Maine wildlife officials began testing Fairfield-area turkeys for so-called forever chemicals before the state’s scheduled start of the turkey hunting season.
The Department of Inland Fisheries and Wildlife began testing turkeys in February as part of an expansion of the state’s investigation into PFAS contamination in the Fairfield area, according to the spokesperson for the ministry, Mark Latti.
The birds are tested for 28 different varieties of chemicals forever – known technically as per- and polyfluoroalkyl substances, or PFAS. This is the second land animal to be tested in the Fairfield area after the state began testing deer for PFAS last October and detected forever high levels of the chemicals, leading the to warn hunters not to eat the meat of deer killed there.
The spring wild turkey hunting season begins May 2 and ends June 4. There is also a spring wild turkey hunting day for young people on April 30.
Testing of new species shows both the far-reaching effects of Maine’s PFAS contamination problem, including on the state’s outdoor traditions, and how the Fairfield area has become a contamination hotspot .
PFAS include hundreds of different types of chemicals that manufacturers have widely used for decades to make a number of everyday products, such as waterproof clothing, non-stick cookware, grease-resistant food packaging and fire fighting foam. PFAS have been associated with a number of health effects, including an elevated risk of kidney and testicular cancer and small decreases in infant birth weight.

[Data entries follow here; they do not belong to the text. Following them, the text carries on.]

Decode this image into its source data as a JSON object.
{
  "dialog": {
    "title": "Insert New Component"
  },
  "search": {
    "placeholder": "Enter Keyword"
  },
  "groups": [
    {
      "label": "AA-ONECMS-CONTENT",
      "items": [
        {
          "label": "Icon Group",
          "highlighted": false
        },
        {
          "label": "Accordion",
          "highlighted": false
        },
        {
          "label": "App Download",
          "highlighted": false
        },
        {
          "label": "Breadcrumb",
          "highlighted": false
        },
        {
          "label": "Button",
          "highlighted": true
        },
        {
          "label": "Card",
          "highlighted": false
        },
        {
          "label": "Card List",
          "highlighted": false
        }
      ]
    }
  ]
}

Maine moved quickly to better understand the extent of PFAS contamination statewide. It has begun accelerating soil and groundwater testing at farms where sludge — a byproduct of sewage treatment — has been applied as fertilizer, and the state’s public drinking water systems are required to test. their sources of PFAS by the end of the year. The state also collects PFAS test results from licensed landfills to determine the concentration of chemicals in their liquid runoff.

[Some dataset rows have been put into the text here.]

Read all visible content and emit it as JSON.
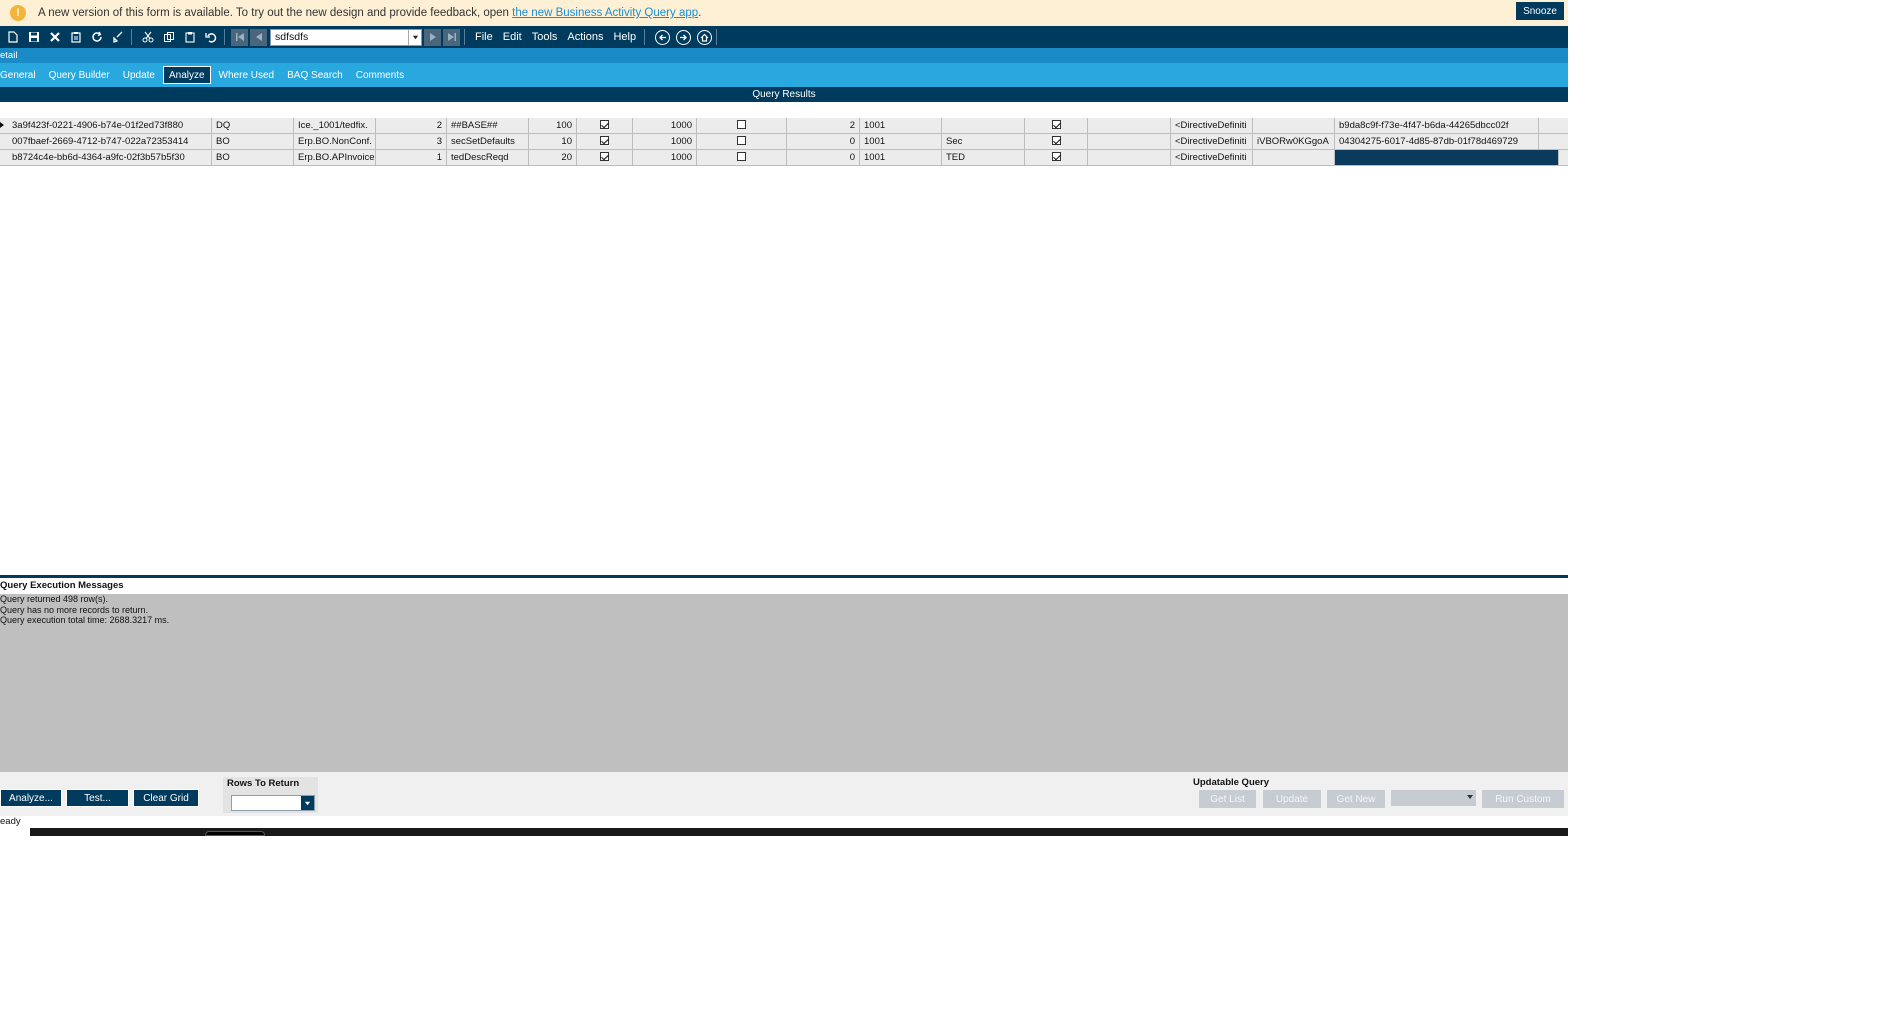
{
  "banner": {
    "message": "A new version of this form is available. To try out the new design and provide feedback, open ",
    "link_text": "the new Business Activity Query app",
    "after_link": ".",
    "snooze_label": "Snooze",
    "icon": "warning-icon"
  },
  "toolbar": {
    "record_value": "sdfsdfs",
    "menus": [
      "File",
      "Edit",
      "Tools",
      "Actions",
      "Help"
    ]
  },
  "detail_strip": "etail",
  "tabs": [
    {
      "label": "General"
    },
    {
      "label": "Query Builder"
    },
    {
      "label": "Update"
    },
    {
      "label": "Analyze"
    },
    {
      "label": "Where Used"
    },
    {
      "label": "BAQ Search"
    },
    {
      "label": "Comments"
    }
  ],
  "query_results_header": "Query Results",
  "grid": {
    "rows": [
      [
        "3a9f423f-0221-4906-b74e-01f2ed73f880",
        "DQ",
        "Ice._1001/tedfix.",
        "2",
        "##BASE##",
        "100",
        "",
        "1000",
        "",
        "2",
        "1001",
        "",
        "",
        "",
        "<DirectiveDefiniti",
        "",
        "b9da8c9f-f73e-4f47-b6da-44265dbcc02f"
      ],
      [
        "007fbaef-2669-4712-b747-022a72353414",
        "BO",
        "Erp.BO.NonConf.",
        "3",
        "secSetDefaults",
        "10",
        "",
        "1000",
        "",
        "0",
        "1001",
        "Sec",
        "",
        "",
        "<DirectiveDefiniti",
        "iVBORw0KGgoA",
        "04304275-6017-4d85-87db-01f78d469729"
      ],
      [
        "b8724c4e-bb6d-4364-a9fc-02f3b57b5f30",
        "BO",
        "Erp.BO.APInvoice",
        "1",
        "tedDescReqd",
        "20",
        "",
        "1000",
        "",
        "0",
        "1001",
        "TED",
        "",
        "",
        "<DirectiveDefiniti",
        "",
        ""
      ]
    ],
    "checks": [
      {
        "c1": true,
        "c2": false,
        "c3": true
      },
      {
        "c1": true,
        "c2": false,
        "c3": true
      },
      {
        "c1": true,
        "c2": false,
        "c3": true
      }
    ]
  },
  "messages": {
    "title": "Query Execution Messages",
    "lines": [
      "Query returned 498 row(s).",
      "Query has no more records to return.",
      "Query execution total time: 2688.3217 ms."
    ]
  },
  "bottom": {
    "analyze_label": "Analyze...",
    "test_label": "Test...",
    "clear_grid_label": "Clear Grid",
    "rows_to_return_label": "Rows To Return",
    "rows_to_return_value": "",
    "updatable_query_label": "Updatable Query",
    "get_list_label": "Get List",
    "update_label": "Update",
    "get_new_label": "Get New",
    "run_custom_label": "Run Custom"
  },
  "status": "eady",
  "colors": {
    "navy": "#003a5d",
    "tab_blue": "#29a8e0",
    "banner_bg": "#fdf0d5",
    "warning": "#f2b43a"
  }
}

In the Fairfield area, routine testing of milk from an area dairy farm revealed high concentrations of the chemicals, prompting a wider investigation including testing of well water which showed high levels of PFAS. According to the Maine Department of Environmental Protection, high levels of PFAS have also been detected in fish from Fairfield-area waters.
Wildlife officials test turkeys’ muscle tissue — the meat — and livers because those are what hunters and their families eat most often, Latti said.
Testing of turkeys will continue later this spring as wildlife officials want to know if there are differences in PFAS concentrations in birds as they move from their wintering grounds and food sources. spring and summer ranges and food sources, Latti said.
More animals will likely be tested as the year progresses, including geese and ducks as well as other commonly hunted birds and animals, such as grouse and squirrels, he said.